An Interview with Robin Mohr
Friends World Committee for Consultation has recently published its updated census of Friends throughout the world. What trends did you find since the last chart in 2007?
One trend is that the growth of Friends has largely been among Evangelical Friends in Asia, Europe, and Africa. The most unexpected area is Asia and the West Pacific, where Quaker numbers almost doubled. Numerically speaking, Taiwan and Nepal are both now among the top ten countries of Friends in the world. The number of African Friends continues to grow. One of the fastest‐growing places is Burundi, where Friends have been very much involved in the reconciliation work following the war. In North America, FWCC has reported a decrease of about 10,000 over the past five years.
Is membership valued differently in yearly meetings around the world?
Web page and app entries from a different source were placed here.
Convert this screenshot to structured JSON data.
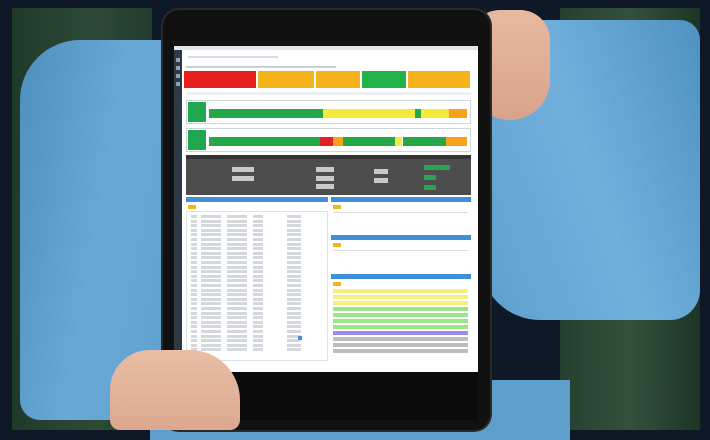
{
  "scene": {
    "description_label": "",
    "device": "tablet",
    "colors": {
      "shirt": "#5f9fcc",
      "background_green": "#2e4a37",
      "frame": "#0f1826",
      "status_red": "#e82020",
      "status_green": "#25b24a",
      "status_amber": "#f5b21a",
      "bar_green": "#25a847",
      "bar_yellow": "#f3ea3a",
      "bar_orange": "#f7a21a",
      "bar_red": "#e22222",
      "table_yellow": "#f7f07a",
      "table_green": "#9be58a",
      "table_purple": "#9d8cf0",
      "table_gray": "#bdbdbd",
      "panel_blue": "#3f8fd9",
      "dark_panel": "#4d4d4d"
    }
  },
  "dashboard": {
    "status_tiles": [
      {
        "color": "#e82020"
      },
      {
        "color": "#f5b21a"
      },
      {
        "color": "#f5b21a"
      },
      {
        "color": "#25b24a"
      },
      {
        "color": "#f5b21a"
      }
    ],
    "timeline_bars": [
      {
        "segments": [
          {
            "color": "#25a847",
            "start": 0.0,
            "end": 0.44
          },
          {
            "color": "#f3ea3a",
            "start": 0.44,
            "end": 0.8
          },
          {
            "color": "#25a847",
            "start": 0.8,
            "end": 0.82
          },
          {
            "color": "#f3ea3a",
            "start": 0.82,
            "end": 0.93
          },
          {
            "color": "#f7a21a",
            "start": 0.93,
            "end": 1.0
          }
        ]
      },
      {
        "segments": [
          {
            "color": "#25a847",
            "start": 0.0,
            "end": 0.43
          },
          {
            "color": "#e22222",
            "start": 0.43,
            "end": 0.48
          },
          {
            "color": "#f7a21a",
            "start": 0.48,
            "end": 0.52
          },
          {
            "color": "#25a847",
            "start": 0.52,
            "end": 0.58
          },
          {
            "color": "#25a847",
            "start": 0.58,
            "end": 0.72
          },
          {
            "color": "#f3ea3a",
            "start": 0.72,
            "end": 0.75
          },
          {
            "color": "#25a847",
            "start": 0.75,
            "end": 0.92
          },
          {
            "color": "#f7a21a",
            "start": 0.92,
            "end": 1.0
          }
        ]
      }
    ],
    "right_table_rows": [
      "#f7f07a",
      "#f7f07a",
      "#f7f07a",
      "#9be58a",
      "#9be58a",
      "#9be58a",
      "#9be58a",
      "#9d8cf0",
      "#bdbdbd",
      "#bdbdbd",
      "#bdbdbd"
    ],
    "left_table_row_count": 30
  }
}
The process for becoming a member, and the value of being a member, varies quite a bit. The ambivalence about membership seems most prevalent in English‐speaking countries, especially North America, Europe, Australia, and New Zealand. In other countries, the importance of being a member is more evident. In Cuba, it’s a political act to be a member of the Friends church, and they are very strict about who can travel in the name of Friends. In some Kenyan yearly meetings, there is a clearly laid out, multi‐year process of education and growth in the spirit before one can be called a member.
Why do you think the Society of Friends is growing in other parts of the world but not in the United States? And are there growing segments of Friends in the United States?
The growth is the result of an active effort of evangelical Friends to share the good news. What that consists of varies, whether it’s saving souls from hell or sharing the joy of a relationship with Jesus.
FWCC doesn’t track statistics within yearly meetings, but the growth of Hispanic Friends churches in North America is a powerful trend. Many of these are new churches formed by Central American immigrants in the United States. Some are of Spanish‐speaking people from different backgrounds discovering Friends, but my impression is that this is largely fueled by people who were Quakers somewhere else. Evangelical yearly meetings have all made a concerted effort to help establish churches for Spanish‐speaking Friends in the United States, but I don’t think that we have reliable statistics for membership there.
Beyond that there are individual meetings and churches that are growing, but I don’t think there’s a strong cross‐fertilization among them. The other thing we’re seeing is the continued growth of small Christian‐Quaker worship groups. Some of them have been more visible online and others are more locally focused. I don’t think there’s been any concerted effort to collect statistics on these.
Should it make a difference if there are more Friends in other parts of the world? Why should a North American Liberal Friend care that there are more pastored Evangelical Friends in Nepal?
Liberal unprogrammed Friends are the minority in the world of Friends, and some humility and openness to learning is a good thing. This change in the worldwide demographics of Friends is mirrored in the United States, with the growth of what were minority populations into pluralistic demographics in many states. We can all ask why other forms of Quakerism are so attractive.
I’m not interested in converting people who are content with their faith life, but there are so many unhappy people who are filling their emptiness with food or exercise or work or shopping. We Friends could spend all our time focused on reaching out to them and be busy for the rest of our lives. It’s not about converting the unwilling, but reaching out to the people who are hungry and searching for a faith community and who don’t know it’s called Quakerism. Many seekers don’t know there are religious communities where women’s contributions are valued, where being Christian and pacifist can go together, where one’s personal wrestling with tradition is important. We can hear that voice of Christ Jesus—or that still small voice or whatever name we want to give it—in our own heart, and change, and do better, and be happier because of it. That’s an essential gift we can be giving to people who are suffering in this world.